:: Your instructions ::
Your answer must be an exact copy of the records below, minus any images.
........
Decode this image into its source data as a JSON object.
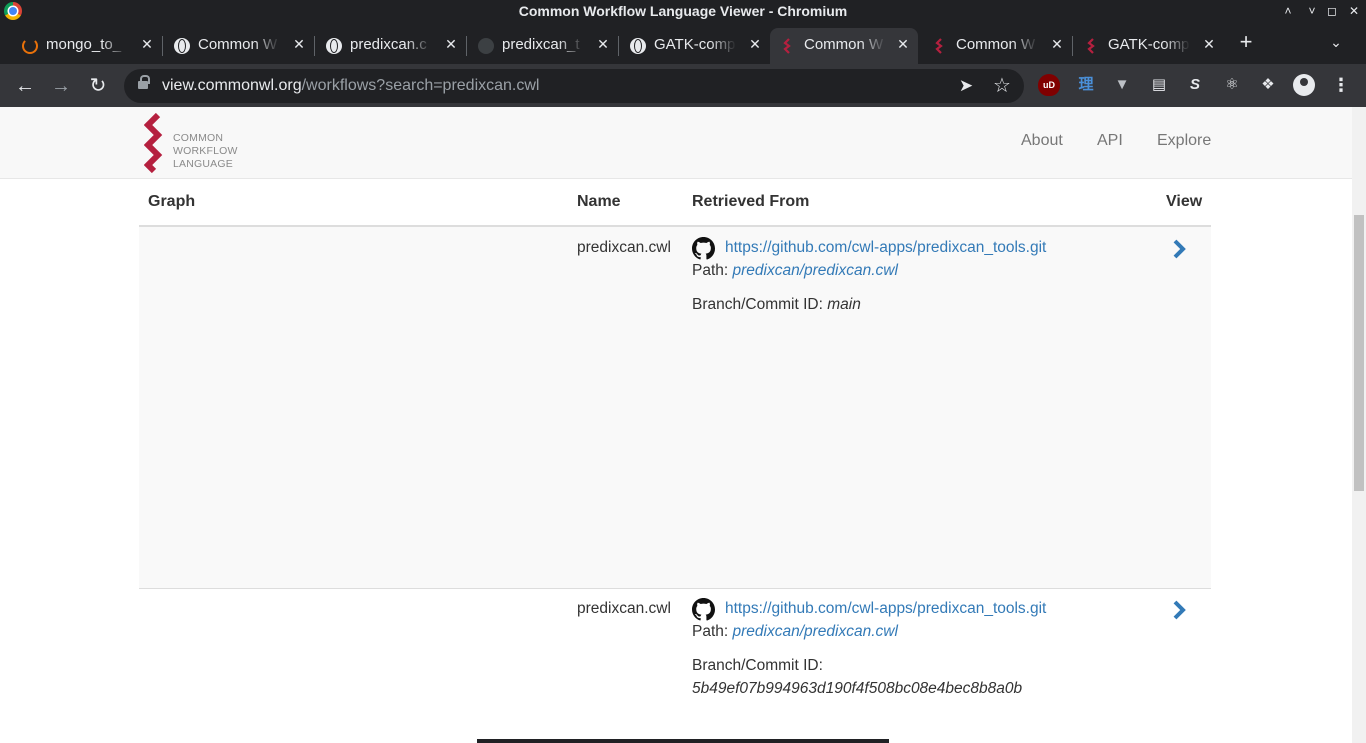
{
  "window": {
    "title": "Common Workflow Language Viewer - Chromium",
    "controls": [
      "˄",
      "˅",
      "◻",
      "✕"
    ]
  },
  "tabs": [
    {
      "label": "mongo_to_",
      "icon": "mongo-icon",
      "active": false
    },
    {
      "label": "Common W",
      "icon": "globe-icon",
      "active": false
    },
    {
      "label": "predixcan.c",
      "icon": "globe-icon",
      "active": false
    },
    {
      "label": "predixcan_t",
      "icon": "github-icon",
      "active": false
    },
    {
      "label": "GATK-comp",
      "icon": "globe-icon",
      "active": false
    },
    {
      "label": "Common W",
      "icon": "cwl-icon",
      "active": true
    },
    {
      "label": "Common W",
      "icon": "cwl-icon",
      "active": false
    },
    {
      "label": "GATK-comp",
      "icon": "cwl-icon",
      "active": false
    }
  ],
  "tab_close_glyph": "✕",
  "new_tab_glyph": "+",
  "tab_menu_glyph": "⌄",
  "toolbar": {
    "back": "←",
    "forward": "→",
    "reload": "↻",
    "url_host": "view.commonwl.org",
    "url_path": "/workflows?search=predixcan.cwl",
    "send_glyph": "➤",
    "star_glyph": "☆",
    "extensions": [
      "uD",
      "理",
      "▼",
      "▤",
      "S",
      "⚛",
      "❖"
    ],
    "menu_glyph": "⋮"
  },
  "site": {
    "logo_lines": [
      "COMMON",
      "WORKFLOW",
      "LANGUAGE"
    ],
    "brand_color": "#b5203f",
    "nav": [
      "About",
      "API",
      "Explore"
    ]
  },
  "table": {
    "headers": {
      "graph": "Graph",
      "name": "Name",
      "retrieved": "Retrieved From",
      "view": "View"
    },
    "rows": [
      {
        "name": "predixcan.cwl",
        "repo_url": "https://github.com/cwl-apps/predixcan_tools.git",
        "path_label": "Path:",
        "path": "predixcan/predixcan.cwl",
        "branch_label": "Branch/Commit ID:",
        "branch": "main"
      },
      {
        "name": "predixcan.cwl",
        "repo_url": "https://github.com/cwl-apps/predixcan_tools.git",
        "path_label": "Path:",
        "path": "predixcan/predixcan.cwl",
        "branch_label": "Branch/Commit ID:",
        "branch": "5b49ef07b994963d190f4f508bc08e4bec8b8a0b"
      }
    ]
  },
  "colors": {
    "link": "#337ab7",
    "chrome_dark": "#202124",
    "chrome_toolbar": "#35363a"
  }
}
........
:: Answer space ::
Decode this image into its source data as a JSON object.
{
  "window": {
    "title": "Common Workflow Language Viewer - Chromium",
    "controls": [
      "˄",
      "˅",
      "◻",
      "✕"
    ]
  },
  "tabs": [
    {
      "label": "mongo_to_",
      "icon": "mongo-icon",
      "active": false
    },
    {
      "label": "Common W",
      "icon": "globe-icon",
      "active": false
    },
    {
      "label": "predixcan.c",
      "icon": "globe-icon",
      "active": false
    },
    {
      "label": "predixcan_t",
      "icon": "github-icon",
      "active": false
    },
    {
      "label": "GATK-comp",
      "icon": "globe-icon",
      "active": false
    },
    {
      "label": "Common W",
      "icon": "cwl-icon",
      "active": true
    },
    {
      "label": "Common W",
      "icon": "cwl-icon",
      "active": false
    },
    {
      "label": "GATK-comp",
      "icon": "cwl-icon",
      "active": false
    }
  ],
  "tab_close_glyph": "✕",
  "new_tab_glyph": "+",
  "tab_menu_glyph": "⌄",
  "toolbar": {
    "back": "←",
    "forward": "→",
    "reload": "↻",
    "url_host": "view.commonwl.org",
    "url_path": "/workflows?search=predixcan.cwl",
    "send_glyph": "➤",
    "star_glyph": "☆",
    "extensions": [
      "uD",
      "理",
      "▼",
      "▤",
      "S",
      "⚛",
      "❖"
    ],
    "menu_glyph": "⋮"
  },
  "site": {
    "logo_lines": [
      "COMMON",
      "WORKFLOW",
      "LANGUAGE"
    ],
    "brand_color": "#b5203f",
    "nav": [
      "About",
      "API",
      "Explore"
    ]
  },
  "table": {
    "headers": {
      "graph": "Graph",
      "name": "Name",
      "retrieved": "Retrieved From",
      "view": "View"
    },
    "rows": [
      {
        "name": "predixcan.cwl",
        "repo_url": "https://github.com/cwl-apps/predixcan_tools.git",
        "path_label": "Path:",
        "path": "predixcan/predixcan.cwl",
        "branch_label": "Branch/Commit ID:",
        "branch": "main"
      },
      {
        "name": "predixcan.cwl",
        "repo_url": "https://github.com/cwl-apps/predixcan_tools.git",
        "path_label": "Path:",
        "path": "predixcan/predixcan.cwl",
        "branch_label": "Branch/Commit ID:",
        "branch": "5b49ef07b994963d190f4f508bc08e4bec8b8a0b"
      }
    ]
  },
  "colors": {
    "link": "#337ab7",
    "chrome_dark": "#202124",
    "chrome_toolbar": "#35363a"
  }
}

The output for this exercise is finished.